YOU YELA, BOY? The world of white rappers is not a very expansive one. Up until Eminem’s extraordinary breakthrough in the late 90s, the entire concept had been reduced to a punchline— Vanilla Ice. Of course, in the music industry these days anyone and anything can attain popularity with a little luck and no help from a record label. Without much of a corporate presence, the talent pool is diversifying year after year, and that breeds tolerance. Specifically, tolerance for white dudes. (Yeah, I see the irony in that statement.) Consider YelaWolf ’s (a white rapper from Gadsden) career trajectory. He first made a name for himself appearing in a Missy Elliott-judged reality show. His first album dropped in 2005, but he wasn’t signed to Columbia Records before 2007. Later that same year, he was dropped from the label. And it’s been until now that he’s made noise about a new album—being released, appropriately, under Eminem’s own label, Shady Records. That’s not exactly the smoothest road to stardom, but he did most of it without an organization behind him. He’ll be performing this Wednesday at Bottletree with opener CyHi Da Prynce. I won’t profess to owning anything by either artist, but I’ve heard enough to give a fair recommendation. YelaWolf appeared on Big Boi’s (Outkast) fantastic 2010 album, and CyHi Da Prynce was featured in a single by A-Trak, “Ray Ban Vision,” that just may be one of the catchiest hip-hop songs I’ve ever heard. So, as long as you’re okay with white people, it should be a good time. Doors open at Bottletree at 8 p.m., and the show begins at 9 p.m. General admission is $14. Ages 18 and up. For more information, call (205) 533-6288 or visit www.thebottletree.com.

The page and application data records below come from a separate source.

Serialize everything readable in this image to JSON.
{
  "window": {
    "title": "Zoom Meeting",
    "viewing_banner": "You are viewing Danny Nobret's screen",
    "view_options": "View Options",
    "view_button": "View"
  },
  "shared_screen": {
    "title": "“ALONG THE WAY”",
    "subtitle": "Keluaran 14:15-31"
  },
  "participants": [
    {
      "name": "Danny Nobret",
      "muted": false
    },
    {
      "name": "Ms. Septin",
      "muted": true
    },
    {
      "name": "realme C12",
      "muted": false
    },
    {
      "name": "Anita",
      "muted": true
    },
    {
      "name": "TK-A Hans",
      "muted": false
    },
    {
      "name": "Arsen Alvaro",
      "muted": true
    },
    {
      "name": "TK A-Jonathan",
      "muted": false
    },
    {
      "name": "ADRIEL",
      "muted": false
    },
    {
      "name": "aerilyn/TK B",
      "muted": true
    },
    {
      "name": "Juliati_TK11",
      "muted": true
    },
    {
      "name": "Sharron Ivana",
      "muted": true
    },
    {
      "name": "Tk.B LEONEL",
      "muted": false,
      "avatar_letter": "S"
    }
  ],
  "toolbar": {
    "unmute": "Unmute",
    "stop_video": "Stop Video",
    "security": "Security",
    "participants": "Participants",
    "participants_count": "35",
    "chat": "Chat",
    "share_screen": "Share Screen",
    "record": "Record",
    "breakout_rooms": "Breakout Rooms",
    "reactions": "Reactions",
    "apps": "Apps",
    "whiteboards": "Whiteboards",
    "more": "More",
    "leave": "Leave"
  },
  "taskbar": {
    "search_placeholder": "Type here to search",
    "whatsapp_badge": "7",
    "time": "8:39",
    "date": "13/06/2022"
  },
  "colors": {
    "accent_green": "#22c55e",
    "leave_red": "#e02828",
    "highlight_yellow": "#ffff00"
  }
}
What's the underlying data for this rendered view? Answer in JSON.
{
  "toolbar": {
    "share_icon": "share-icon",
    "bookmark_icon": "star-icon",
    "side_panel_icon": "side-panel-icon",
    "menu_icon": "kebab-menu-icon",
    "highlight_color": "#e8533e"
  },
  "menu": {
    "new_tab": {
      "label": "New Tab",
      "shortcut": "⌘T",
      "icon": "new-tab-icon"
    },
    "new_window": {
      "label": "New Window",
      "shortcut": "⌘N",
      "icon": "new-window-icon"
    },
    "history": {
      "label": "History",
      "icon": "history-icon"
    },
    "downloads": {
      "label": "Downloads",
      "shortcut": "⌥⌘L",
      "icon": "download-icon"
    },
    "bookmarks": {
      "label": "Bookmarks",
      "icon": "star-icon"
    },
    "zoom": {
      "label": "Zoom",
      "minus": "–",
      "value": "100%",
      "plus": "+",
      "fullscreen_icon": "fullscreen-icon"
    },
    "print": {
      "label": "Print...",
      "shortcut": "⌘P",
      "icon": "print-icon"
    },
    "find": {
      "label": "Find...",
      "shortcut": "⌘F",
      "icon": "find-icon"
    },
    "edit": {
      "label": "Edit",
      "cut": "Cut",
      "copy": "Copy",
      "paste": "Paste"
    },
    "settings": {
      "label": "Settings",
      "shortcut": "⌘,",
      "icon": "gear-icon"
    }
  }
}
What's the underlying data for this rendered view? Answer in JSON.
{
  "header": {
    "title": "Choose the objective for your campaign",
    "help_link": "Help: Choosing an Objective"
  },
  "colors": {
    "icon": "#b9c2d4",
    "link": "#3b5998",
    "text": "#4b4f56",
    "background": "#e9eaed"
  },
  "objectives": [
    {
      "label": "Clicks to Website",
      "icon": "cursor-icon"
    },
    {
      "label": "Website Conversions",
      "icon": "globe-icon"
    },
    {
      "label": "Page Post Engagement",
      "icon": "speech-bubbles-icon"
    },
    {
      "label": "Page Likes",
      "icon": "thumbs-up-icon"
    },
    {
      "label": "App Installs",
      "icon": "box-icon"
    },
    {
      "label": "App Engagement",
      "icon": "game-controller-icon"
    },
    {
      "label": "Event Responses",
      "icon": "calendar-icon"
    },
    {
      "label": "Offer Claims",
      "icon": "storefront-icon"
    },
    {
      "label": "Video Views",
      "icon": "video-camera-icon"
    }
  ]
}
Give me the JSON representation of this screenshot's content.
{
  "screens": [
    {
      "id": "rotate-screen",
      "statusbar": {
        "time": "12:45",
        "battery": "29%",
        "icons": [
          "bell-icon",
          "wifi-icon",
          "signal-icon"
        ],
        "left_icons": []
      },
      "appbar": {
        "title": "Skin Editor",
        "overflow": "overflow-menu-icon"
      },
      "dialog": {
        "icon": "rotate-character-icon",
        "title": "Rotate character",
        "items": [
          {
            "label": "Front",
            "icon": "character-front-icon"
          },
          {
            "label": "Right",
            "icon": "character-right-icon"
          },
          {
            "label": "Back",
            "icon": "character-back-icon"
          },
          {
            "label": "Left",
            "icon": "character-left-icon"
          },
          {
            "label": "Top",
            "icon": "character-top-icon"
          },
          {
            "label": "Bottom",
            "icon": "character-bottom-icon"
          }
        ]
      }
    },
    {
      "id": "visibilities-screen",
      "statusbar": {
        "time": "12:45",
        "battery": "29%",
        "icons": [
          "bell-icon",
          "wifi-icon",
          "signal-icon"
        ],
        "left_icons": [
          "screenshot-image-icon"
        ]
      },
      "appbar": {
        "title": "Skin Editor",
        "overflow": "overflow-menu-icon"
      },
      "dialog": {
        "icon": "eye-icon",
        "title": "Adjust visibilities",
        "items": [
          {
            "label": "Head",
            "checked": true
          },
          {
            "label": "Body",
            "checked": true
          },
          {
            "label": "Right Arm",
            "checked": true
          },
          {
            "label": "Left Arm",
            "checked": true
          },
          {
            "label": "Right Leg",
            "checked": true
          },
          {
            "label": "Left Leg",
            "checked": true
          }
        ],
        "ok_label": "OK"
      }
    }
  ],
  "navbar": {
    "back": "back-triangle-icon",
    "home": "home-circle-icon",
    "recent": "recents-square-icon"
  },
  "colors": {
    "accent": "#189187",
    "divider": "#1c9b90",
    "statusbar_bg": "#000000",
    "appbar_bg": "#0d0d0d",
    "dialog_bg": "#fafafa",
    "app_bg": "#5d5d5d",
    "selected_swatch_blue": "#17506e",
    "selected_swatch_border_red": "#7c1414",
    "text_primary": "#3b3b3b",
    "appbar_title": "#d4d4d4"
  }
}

THEY DON’T BROADCAST LIKE THEY USED TO: I’ve spent a good deal of time railing against the state Birmingham radio in the picks. But in a lot of ways, it’s easy to see how it’s gotten to this point. People get their music and their news from seemingly everywhere these days, and it’s no secret radio’s been in steady decline since the rise of the mighty television. But it’s interesting to think about a time not so long ago, when radio meant more than appealing to the lowest common denominator. In the 1960s and 70s, television was certainly popular, but radio as a medium was far more eclectic. Vulcan Park & Museum, as part of their new series, “Birmingham Revealed,” have taken the time to explore this time with a lecture entitled “The Golden Age of Birmingham Broadcasting.” Specifically, the discussion is about children’s shows, which were much more popular at the time. Audiences will be treated to a panel, as well as some archival footage. A cash bar opens at 5:30 p.m., but the lecture doesn’t start until 6 p.m. Advance tickets are $10, but they’re $15 at the door. ($8 if you’re a Vulcan member.) For more information, call (205) 933-1409 or visit www.visitvulcan.com.